### Exercise objective:
Write out the listing below word for word.

****

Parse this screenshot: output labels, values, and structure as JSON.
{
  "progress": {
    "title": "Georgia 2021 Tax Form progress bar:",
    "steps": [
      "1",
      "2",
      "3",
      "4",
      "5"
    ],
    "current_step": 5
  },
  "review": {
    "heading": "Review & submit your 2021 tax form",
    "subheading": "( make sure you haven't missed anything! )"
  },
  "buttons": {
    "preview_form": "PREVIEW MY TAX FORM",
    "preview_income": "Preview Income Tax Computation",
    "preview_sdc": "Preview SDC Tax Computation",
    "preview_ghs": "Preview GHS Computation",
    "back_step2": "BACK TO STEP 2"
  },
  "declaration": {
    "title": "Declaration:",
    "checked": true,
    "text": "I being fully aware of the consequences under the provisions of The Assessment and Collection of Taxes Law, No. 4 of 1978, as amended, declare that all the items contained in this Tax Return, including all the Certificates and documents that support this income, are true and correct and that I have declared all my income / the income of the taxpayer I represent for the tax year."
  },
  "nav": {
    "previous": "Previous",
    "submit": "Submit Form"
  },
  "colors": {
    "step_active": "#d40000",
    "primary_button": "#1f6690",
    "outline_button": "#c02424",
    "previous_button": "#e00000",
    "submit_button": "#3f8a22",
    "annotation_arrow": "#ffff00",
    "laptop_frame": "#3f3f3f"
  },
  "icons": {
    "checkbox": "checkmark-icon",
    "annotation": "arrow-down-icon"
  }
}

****

### Task answer:
Parse this screenshot: output labels, values, and structure as JSON.
{
  "progress": {
    "title": "Georgia 2021 Tax Form progress bar:",
    "steps": [
      "1",
      "2",
      "3",
      "4",
      "5"
    ],
    "current_step": 5
  },
  "review": {
    "heading": "Review & submit your 2021 tax form",
    "subheading": "( make sure you haven't missed anything! )"
  },
  "buttons": {
    "preview_form": "PREVIEW MY TAX FORM",
    "preview_income": "Preview Income Tax Computation",
    "preview_sdc": "Preview SDC Tax Computation",
    "preview_ghs": "Preview GHS Computation",
    "back_step2": "BACK TO STEP 2"
  },
  "declaration": {
    "title": "Declaration:",
    "checked": true,
    "text": "I being fully aware of the consequences under the provisions of The Assessment and Collection of Taxes Law, No. 4 of 1978, as amended, declare that all the items contained in this Tax Return, including all the Certificates and documents that support this income, are true and correct and that I have declared all my income / the income of the taxpayer I represent for the tax year."
  },
  "nav": {
    "previous": "Previous",
    "submit": "Submit Form"
  },
  "colors": {
    "step_active": "#d40000",
    "primary_button": "#1f6690",
    "outline_button": "#c02424",
    "previous_button": "#e00000",
    "submit_button": "#3f8a22",
    "annotation_arrow": "#ffff00",
    "laptop_frame": "#3f3f3f"
  },
  "icons": {
    "checkbox": "checkmark-icon",
    "annotation": "arrow-down-icon"
  }
}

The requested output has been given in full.